Welcome to FOOD & FELLOWSHIP: Old & New Recipes from the Green Acre Kitchen. Each week we will share three recipes, both old and new. When the day comes—and it will—that we can sit at a table and break bread together again, perhaps we will all have a few new dishes to share.
Here’s three recipes incorporating fresh local produce to help celebrate this amazing new season.
Pesto Pasta with Fresh Peas
English Peas or shelling peas have a peak season from May to early Summer though they can be found throughout the warm weather. They usually come in their pods but may also be found shucked. 1 pound of English Peas will yield approximately 1 cup of shelled peas. Frozen peas can be substituted but need slightly less cooking time. Some good examples of short pasta are Ziti, Cavatappi, Farfalle, Gemelli, Penne and Rotini.
1 bunch basil, leaves and young, tender stems
¼ cup fresh mint leaves
½ cup walnuts, toasted lightly
2 garlic cloves
1 teaspoon kosher salt
¼ cup olive oil
¼ cup parmesan or romano cheese
1-pound short pasta (see above)
2 cups of English peas
In a food processor blend the rinsed basil, mint, garlic, salt and olive oil into a rough paste adding more oil if needed. Pulse in the cheese.
Bring a lightly salted pot of water to a boil. Add the peas and let cook for 3 to 4 minutes or until slightly tender. Remove peas with a sieve and allow to cool. Add more salt to water until it tastes like the ocean. Add pasta and cook according to directions. Drain pasta saving a cup of cooking water. Mix pasta, peas, cooking water and pesto in cooking pot, folding gently. Serve immediately with shredded cheese on the side for sprinkling.

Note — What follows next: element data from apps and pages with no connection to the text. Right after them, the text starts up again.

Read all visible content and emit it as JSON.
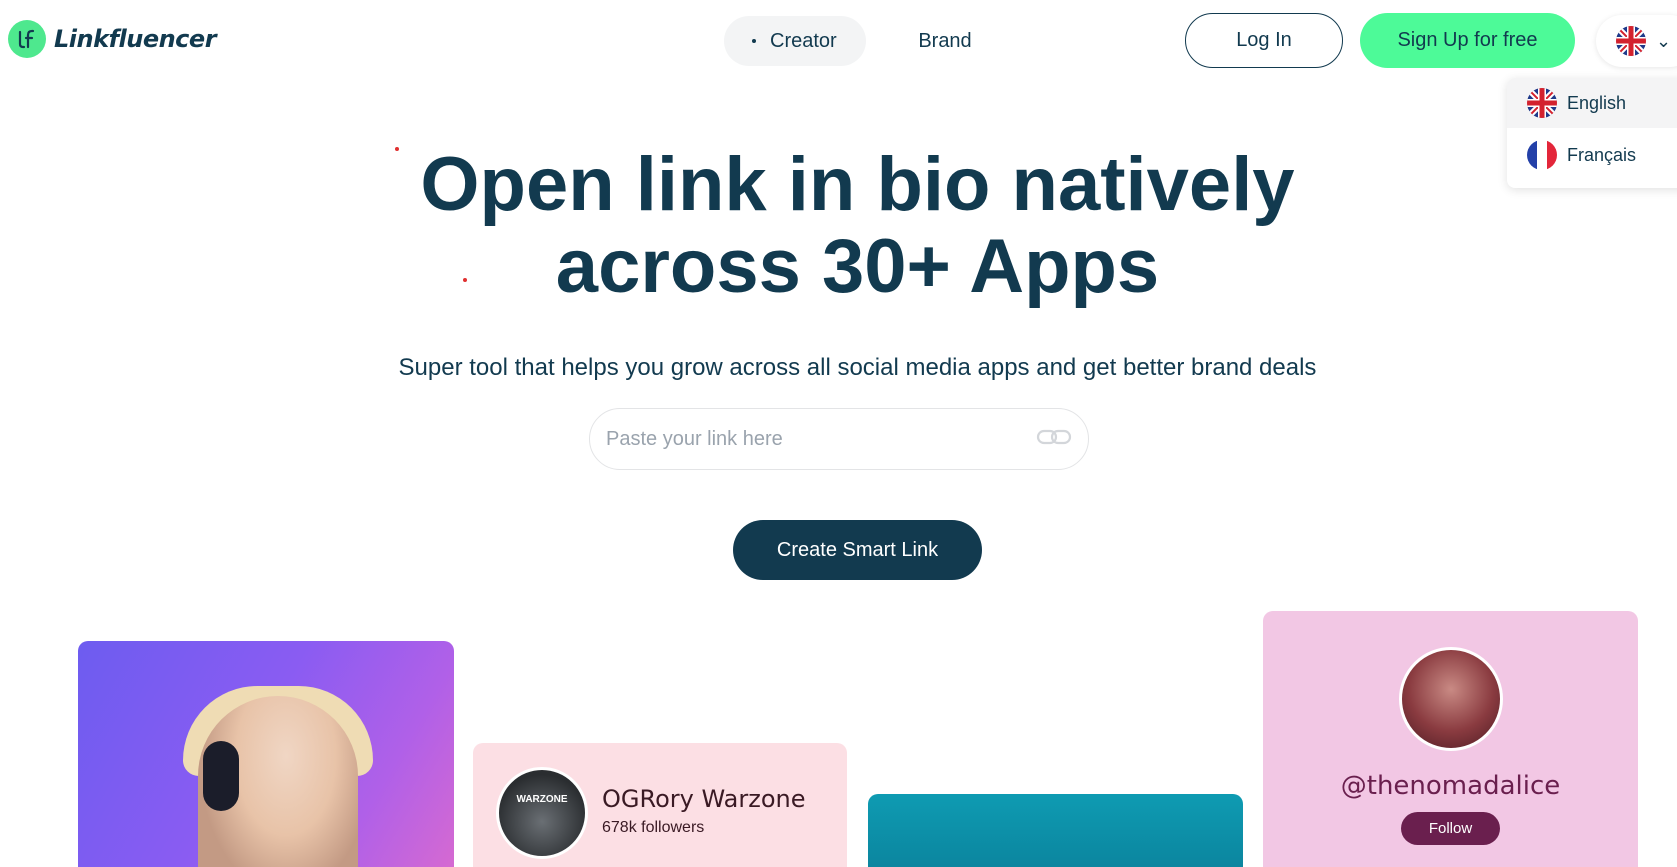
{
  "header": {
    "logo_text": "Linkfluencer",
    "nav": {
      "creator": "Creator",
      "brand": "Brand"
    },
    "login": "Log In",
    "signup": "Sign Up for free"
  },
  "language_menu": {
    "items": [
      {
        "label": "English"
      },
      {
        "label": "Français"
      }
    ]
  },
  "hero": {
    "title_line1": "Open link in bio natively",
    "title_line2": "across 30+ Apps",
    "subtitle": "Super tool that helps you grow across all social media apps and get better brand deals",
    "input_placeholder": "Paste your link here",
    "cta": "Create Smart Link"
  },
  "cards": {
    "og": {
      "name": "OGRory Warzone",
      "followers": "678k followers",
      "avatar_text": "WARZONE"
    },
    "alice": {
      "handle": "@thenomadalice",
      "follow": "Follow"
    }
  },
  "colors": {
    "brand_dark": "#123a4f",
    "brand_green": "#4dfa98",
    "pink_card": "#fcdfe4",
    "mauve_card": "#f2c7e4",
    "follow_button": "#6a1f4e"
  }
}
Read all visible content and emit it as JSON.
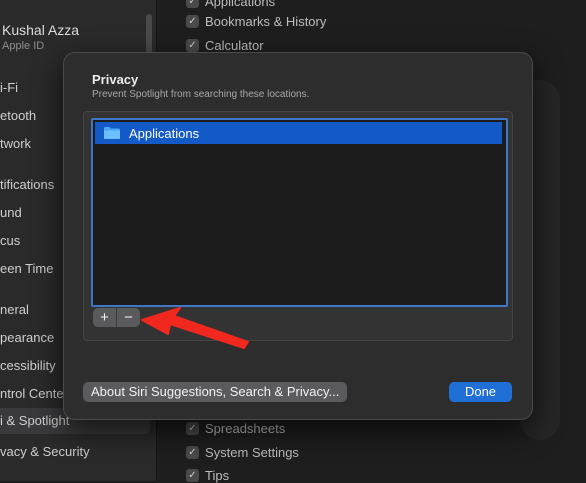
{
  "background": {
    "user": {
      "name": "Kushal Azza",
      "subtitle": "Apple ID"
    },
    "sidebar_items": [
      "i-Fi",
      "etooth",
      "twork",
      "tifications",
      "und",
      "cus",
      "een Time",
      "neral",
      "pearance",
      "cessibility",
      "ntrol Cente",
      "i & Spotlight",
      "vacy & Security"
    ],
    "selected_sidebar_index": 11,
    "checkbox_rows_top": [
      "Applications",
      "Bookmarks & History",
      "Calculator"
    ],
    "checkbox_rows_bottom": [
      "Spreadsheets",
      "System Settings",
      "Tips"
    ]
  },
  "sheet": {
    "title": "Privacy",
    "subtitle": "Prevent Spotlight from searching these locations.",
    "list_items": [
      {
        "label": "Applications",
        "icon": "folder-icon",
        "selected": true
      }
    ],
    "add_label": "+",
    "remove_label": "−",
    "about_label": "About Siri Suggestions, Search & Privacy...",
    "done_label": "Done"
  },
  "colors": {
    "accent": "#1f6fd6",
    "selection": "#1359c8",
    "annotation_arrow": "#f0281e"
  }
}
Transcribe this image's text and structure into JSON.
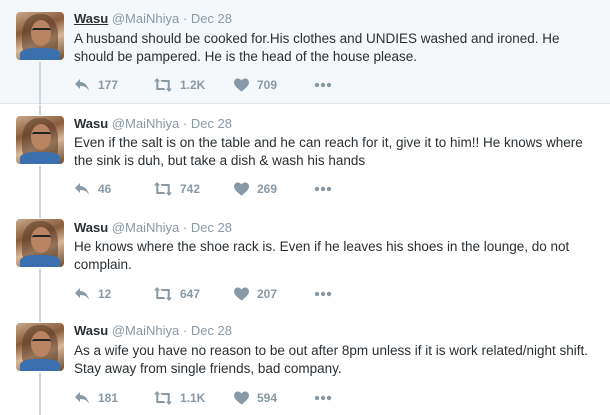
{
  "tweets": [
    {
      "name": "Wasu",
      "handle": "@MaiNhiya",
      "separator": "·",
      "date": "Dec 28",
      "text": "A husband should be cooked for.His clothes and UNDIES washed and ironed. He should be pampered. He is the head of the house please.",
      "replies": "177",
      "retweets": "1.2K",
      "likes": "709"
    },
    {
      "name": "Wasu",
      "handle": "@MaiNhiya",
      "separator": "·",
      "date": "Dec 28",
      "text": "Even if the salt is on the table and he can reach for it, give it to him!! He knows where the sink is duh, but take a dish & wash his hands",
      "replies": "46",
      "retweets": "742",
      "likes": "269"
    },
    {
      "name": "Wasu",
      "handle": "@MaiNhiya",
      "separator": "·",
      "date": "Dec 28",
      "text": "He knows where the shoe rack is. Even if he leaves his shoes in the lounge, do not complain.",
      "replies": "12",
      "retweets": "647",
      "likes": "207"
    },
    {
      "name": "Wasu",
      "handle": "@MaiNhiya",
      "separator": "·",
      "date": "Dec 28",
      "text": "As a wife you have no reason to be out after 8pm unless if it is work related/night shift. Stay away from single friends, bad company.",
      "replies": "181",
      "retweets": "1.1K",
      "likes": "594"
    }
  ],
  "icons": {
    "reply": "reply-icon",
    "retweet": "retweet-icon",
    "like": "heart-icon",
    "more": "more-icon"
  },
  "colors": {
    "text": "#292f33",
    "muted": "#8899a6",
    "thread_line": "#ccd6dd",
    "highlight_background": "#f5f8fa"
  }
}
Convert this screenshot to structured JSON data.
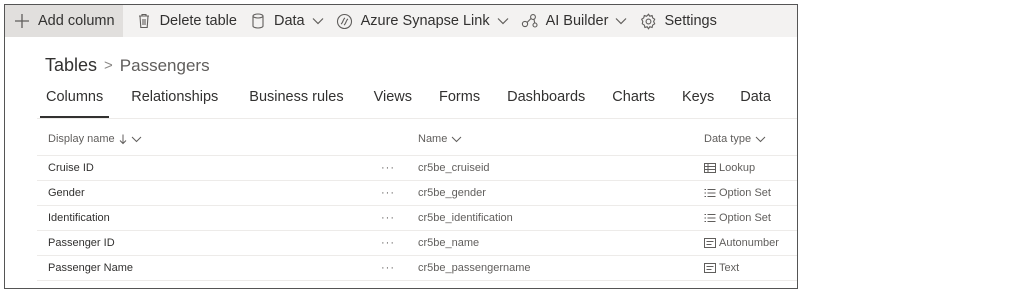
{
  "toolbar": {
    "add_column": "Add column",
    "delete_table": "Delete table",
    "data": "Data",
    "azure_synapse_link": "Azure Synapse Link",
    "ai_builder": "AI Builder",
    "settings": "Settings"
  },
  "breadcrumb": {
    "root": "Tables",
    "separator": ">",
    "current": "Passengers"
  },
  "tabs": [
    {
      "label": "Columns",
      "active": true
    },
    {
      "label": "Relationships"
    },
    {
      "label": "Business rules"
    },
    {
      "label": "Views"
    },
    {
      "label": "Forms"
    },
    {
      "label": "Dashboards"
    },
    {
      "label": "Charts"
    },
    {
      "label": "Keys"
    },
    {
      "label": "Data"
    }
  ],
  "grid": {
    "headers": {
      "display_name": "Display name",
      "name": "Name",
      "data_type": "Data type"
    },
    "more_label": "···",
    "rows": [
      {
        "display_name": "Cruise ID",
        "name": "cr5be_cruiseid",
        "data_type": "Lookup",
        "type_icon": "lookup-icon"
      },
      {
        "display_name": "Gender",
        "name": "cr5be_gender",
        "data_type": "Option Set",
        "type_icon": "option-set-icon"
      },
      {
        "display_name": "Identification",
        "name": "cr5be_identification",
        "data_type": "Option Set",
        "type_icon": "option-set-icon"
      },
      {
        "display_name": "Passenger ID",
        "name": "cr5be_name",
        "data_type": "Autonumber",
        "type_icon": "autonumber-icon"
      },
      {
        "display_name": "Passenger Name",
        "name": "cr5be_passengername",
        "data_type": "Text",
        "type_icon": "text-icon"
      }
    ]
  },
  "colors": {
    "toolbar_bg": "#f3f2f1",
    "toolbar_active_bg": "#e1dfdd",
    "text": "#323130",
    "muted": "#605e5c"
  }
}
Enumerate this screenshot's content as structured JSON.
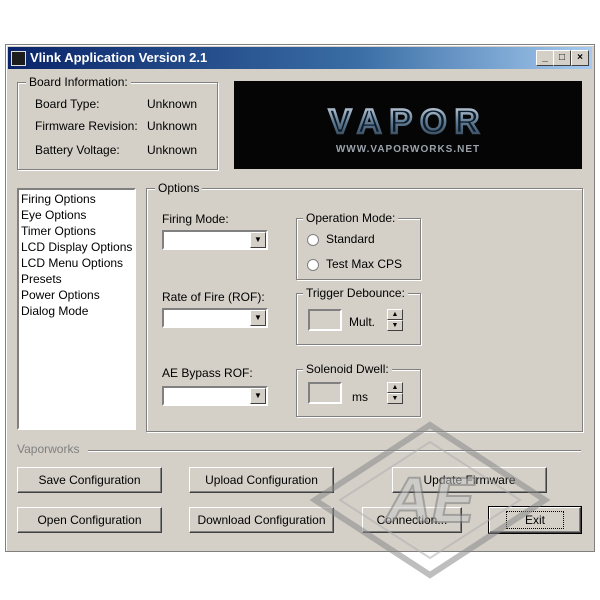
{
  "window": {
    "title": "Vlink Application Version 2.1",
    "controls": [
      "_",
      "□",
      "×"
    ]
  },
  "board_info": {
    "legend": "Board Information:",
    "rows": [
      {
        "label": "Board Type:",
        "value": "Unknown"
      },
      {
        "label": "Firmware Revision:",
        "value": "Unknown"
      },
      {
        "label": "Battery Voltage:",
        "value": "Unknown"
      }
    ]
  },
  "logo": {
    "text": "VAPOR",
    "url": "WWW.VAPORWORKS.NET"
  },
  "nav_list": [
    "Firing Options",
    "Eye Options",
    "Timer Options",
    "LCD Display Options",
    "LCD Menu Options",
    "Presets",
    "Power Options",
    "Dialog Mode"
  ],
  "options": {
    "legend": "Options",
    "firing_mode": {
      "label": "Firing Mode:",
      "value": ""
    },
    "rof": {
      "label": "Rate of Fire (ROF):",
      "value": ""
    },
    "ae_bypass": {
      "label": "AE Bypass ROF:",
      "value": ""
    },
    "operation_mode": {
      "legend": "Operation Mode:",
      "options": [
        "Standard",
        "Test Max CPS"
      ]
    },
    "trigger_debounce": {
      "legend": "Trigger Debounce:",
      "unit": "Mult.",
      "value": ""
    },
    "solenoid_dwell": {
      "legend": "Solenoid Dwell:",
      "unit": "ms",
      "value": ""
    }
  },
  "footer": {
    "label": "Vaporworks"
  },
  "buttons": {
    "save": "Save Configuration",
    "upload": "Upload Configuration",
    "update": "Update Firmware",
    "open": "Open Configuration",
    "download": "Download Configuration",
    "connection": "Connection...",
    "exit": "Exit"
  },
  "watermark": {
    "text": "AE"
  }
}
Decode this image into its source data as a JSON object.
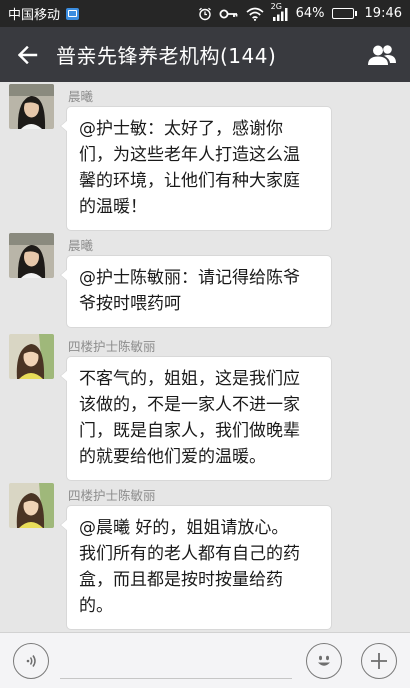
{
  "status_bar": {
    "carrier": "中国移动",
    "network": "2G",
    "battery_percent": "64%",
    "battery_level": 0.64,
    "time": "19:46",
    "icons": [
      "photo-icon",
      "alarm-icon",
      "key-icon",
      "wifi-icon",
      "signal-icon",
      "battery-icon"
    ]
  },
  "header": {
    "title": "普亲先锋养老机构(144)",
    "back_icon": "arrow-left-icon",
    "group_icon": "group-members-icon"
  },
  "messages": [
    {
      "sender": "晨曦",
      "text": "@护士敏：太好了，感谢你\n们，为这些老年人打造这么温\n馨的环境，让他们有种大家庭\n的温暖！"
    },
    {
      "sender": "晨曦",
      "text": "@护士陈敏丽：请记得给陈爷\n爷按时喂药呵"
    },
    {
      "sender": "四楼护士陈敏丽",
      "text": "不客气的，姐姐，这是我们应\n该做的，不是一家人不进一家\n门，既是自家人，我们做晚辈\n的就要给他们爱的温暖。"
    },
    {
      "sender": "四楼护士陈敏丽",
      "text": "@晨曦 好的，姐姐请放心。\n我们所有的老人都有自己的药\n盒，而且都是按时按量给药\n的。"
    }
  ],
  "input_bar": {
    "voice_icon": "voice-icon",
    "text_value": "",
    "emoji_icon": "emoji-icon",
    "plus_icon": "plus-icon"
  },
  "colors": {
    "status_bar_bg": "#262626",
    "title_bar_bg": "#393a3f",
    "chat_bg": "#e6e6e6",
    "bubble_bg": "#ffffff"
  }
}
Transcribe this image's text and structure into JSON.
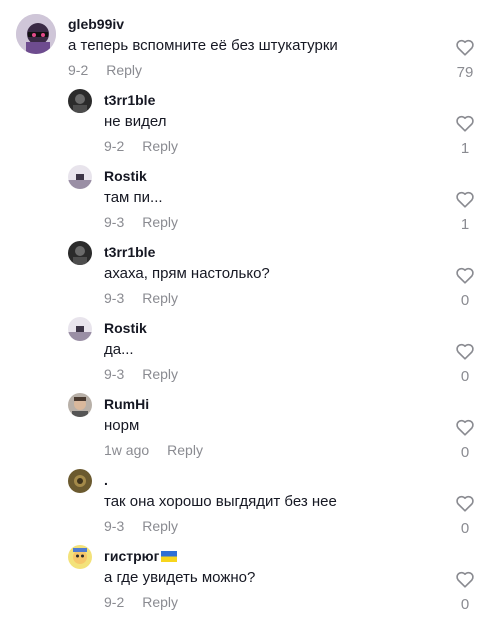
{
  "comments": [
    {
      "username": "gleb99iv",
      "text": "а теперь вспомните её без штукатурки",
      "date": "9-2",
      "reply": "Reply",
      "likes": "79",
      "avatar": "avatar-cartoon"
    },
    {
      "username": "t3rr1ble",
      "text": "не видел",
      "date": "9-2",
      "reply": "Reply",
      "likes": "1",
      "avatar": "avatar-dark"
    },
    {
      "username": "Rostik",
      "text": "там пи...",
      "date": "9-3",
      "reply": "Reply",
      "likes": "1",
      "avatar": "avatar-landscape"
    },
    {
      "username": "t3rr1ble",
      "text": "ахаха, прям настолько?",
      "date": "9-3",
      "reply": "Reply",
      "likes": "0",
      "avatar": "avatar-dark"
    },
    {
      "username": "Rostik",
      "text": "да...",
      "date": "9-3",
      "reply": "Reply",
      "likes": "0",
      "avatar": "avatar-landscape"
    },
    {
      "username": "RumHi",
      "text": "норм",
      "date": "1w ago",
      "reply": "Reply",
      "likes": "0",
      "avatar": "avatar-face"
    },
    {
      "username": ".",
      "text": "так она хорошо выгдядит без нее",
      "date": "9-3",
      "reply": "Reply",
      "likes": "0",
      "avatar": "avatar-olive"
    },
    {
      "username": "гистрюг",
      "text": "а где увидеть можно?",
      "date": "9-2",
      "reply": "Reply",
      "likes": "0",
      "avatar": "avatar-cartoon-yellow",
      "flag": "ukraine-flag"
    }
  ],
  "colors": {
    "text": "#161823",
    "meta": "#8a8b91",
    "icon": "#8a8b91"
  }
}
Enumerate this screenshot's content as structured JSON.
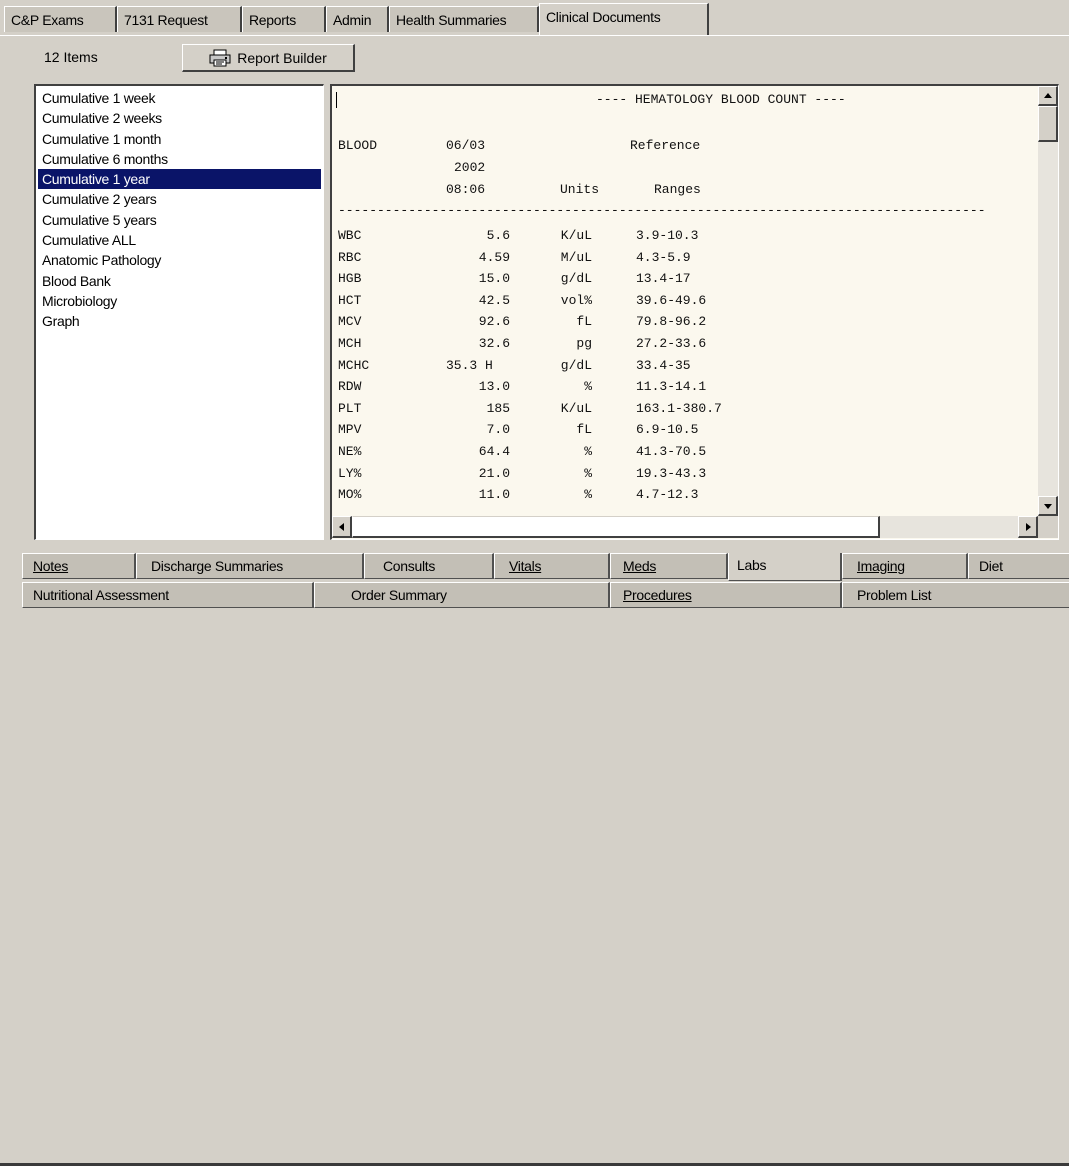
{
  "top_tabs": [
    {
      "label": "C&P Exams"
    },
    {
      "label": "7131 Request"
    },
    {
      "label": "Reports"
    },
    {
      "label": "Admin"
    },
    {
      "label": "Health Summaries"
    },
    {
      "label": "Clinical Documents",
      "active": true
    }
  ],
  "panel": {
    "items_count": "12 Items",
    "report_builder_label": "Report Builder"
  },
  "report_list": [
    "Cumulative 1 week",
    "Cumulative 2 weeks",
    "Cumulative 1 month",
    "Cumulative 6 months",
    "Cumulative 1 year",
    "Cumulative 2 years",
    "Cumulative 5 years",
    "Cumulative ALL",
    "Anatomic Pathology",
    "Blood Bank",
    "Microbiology",
    "Graph"
  ],
  "selected_report": "Cumulative 1 year",
  "report": {
    "title": "---- HEMATOLOGY BLOOD COUNT ----",
    "header": {
      "col1": "BLOOD",
      "date": "06/03",
      "year": "2002",
      "time": "08:06",
      "units": "Units",
      "reference": "Reference",
      "ranges": "Ranges"
    },
    "divider": "-----------------------------------------------------------------------------------",
    "rows": [
      {
        "test": "WBC",
        "value": "5.6",
        "units": "K/uL",
        "range": "3.9-10.3"
      },
      {
        "test": "RBC",
        "value": "4.59",
        "units": "M/uL",
        "range": "4.3-5.9"
      },
      {
        "test": "HGB",
        "value": "15.0",
        "units": "g/dL",
        "range": "13.4-17"
      },
      {
        "test": "HCT",
        "value": "42.5",
        "units": "vol%",
        "range": "39.6-49.6"
      },
      {
        "test": "MCV",
        "value": "92.6",
        "units": "fL",
        "range": "79.8-96.2"
      },
      {
        "test": "MCH",
        "value": "32.6",
        "units": "pg",
        "range": "27.2-33.6"
      },
      {
        "test": "MCHC",
        "value": "35.3 H",
        "units": "g/dL",
        "range": "33.4-35"
      },
      {
        "test": "RDW",
        "value": "13.0",
        "units": "%",
        "range": "11.3-14.1"
      },
      {
        "test": "PLT",
        "value": "185",
        "units": "K/uL",
        "range": "163.1-380.7"
      },
      {
        "test": "MPV",
        "value": "7.0",
        "units": "fL",
        "range": "6.9-10.5"
      },
      {
        "test": "NE%",
        "value": "64.4",
        "units": "%",
        "range": "41.3-70.5"
      },
      {
        "test": "LY%",
        "value": "21.0",
        "units": "%",
        "range": "19.3-43.3"
      },
      {
        "test": "MO%",
        "value": "11.0",
        "units": "%",
        "range": "4.7-12.3"
      }
    ]
  },
  "bottom_tabs_row1": [
    {
      "label": "Notes"
    },
    {
      "label": "Discharge Summaries"
    },
    {
      "label": "Consults"
    },
    {
      "label": "Vitals"
    },
    {
      "label": "Meds"
    },
    {
      "label": "Labs",
      "active": true
    },
    {
      "label": "Imaging"
    },
    {
      "label": "Diet"
    }
  ],
  "bottom_tabs_row2": [
    {
      "label": "Nutritional Assessment"
    },
    {
      "label": "Order Summary"
    },
    {
      "label": "Procedures"
    },
    {
      "label": "Problem List"
    }
  ],
  "colors": {
    "selection": "#0a1468",
    "face": "#d4d0c8",
    "report_bg": "#fbf8ee"
  }
}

Sautéed Swiss Chard and Garlic
Swiss Chard in all its colorful varieties begins to make an appearance in farmer’s markets in late April and will remain there until fall. Swiss Chard is in the same vegetable family as beets and spinach and a nutrition powerhouse with significant amounts of vitamins C, A and K plus iron. While many recipes call for trimming and disposing of the ribs, they can be cooked and eaten along with the leaves saving waste and adding visual appeal, nutrients and additional flavor to the final dish. Sauteed chard is a great side dish, but can be a meal when served over pasta, polenta or quinoa and pairs nicely with feta, goat cheese or parmesan. One large bunch feeds 2 to 4.
1 large bunch Swiss chard, ribs removed and diced, leaves torn into large pieces
1 tablespoon olive oil
2 large cloves garlic, crushed
½ teaspoon hot pepper flakes
1 tablespoon lemon juice, fresh
salt and pepper
Pour olive oil into a medium hot skillet. Add the diced ribs and sauté for 2 minutes. Add the hot pepper flakes and garlic, cook for a minute, then add the chard leaves. Gently stir and fold briefly until wilted, 2 to 3 minutes. Remove from heat and season with salt, pepper and lemon juice.
Rhubarb Cream Pie
A big thanks to my mom for sharing this recipe from my great Aunt Ida. It has been used in my family for many years. Rhubarb is a very sour fruit and the original recipe called for even more sugar. As diets have changed over the years, we have lowered the sugar content.
1 cup sugar
3 tablespoons flour
½ teaspoon nutmeg, freshly ground
1 tablespoon butter, room temperature
2 beaten eggs
3 cups rhubarb, diced 1 inch pieces
1 recipe pie crust, double-crust
1 beaten egg, for egg wash
Preheat oven to 450F.
Blend sugar, flour, nutmeg and flour. Add beaten eggs and mix until smooth. Place rhubarb in a prepared pie crust and spread the egg mixture over the rhubarb.
For a stunning presentation, add a lattice top crust or add slightly overlapping stars or leaf shapes. Brush the top crust with an egg wash and bake for 10 minutes at 450F. Lower the over to 350F and bake for an additional 30 minutes. Serve with vanilla ice cream.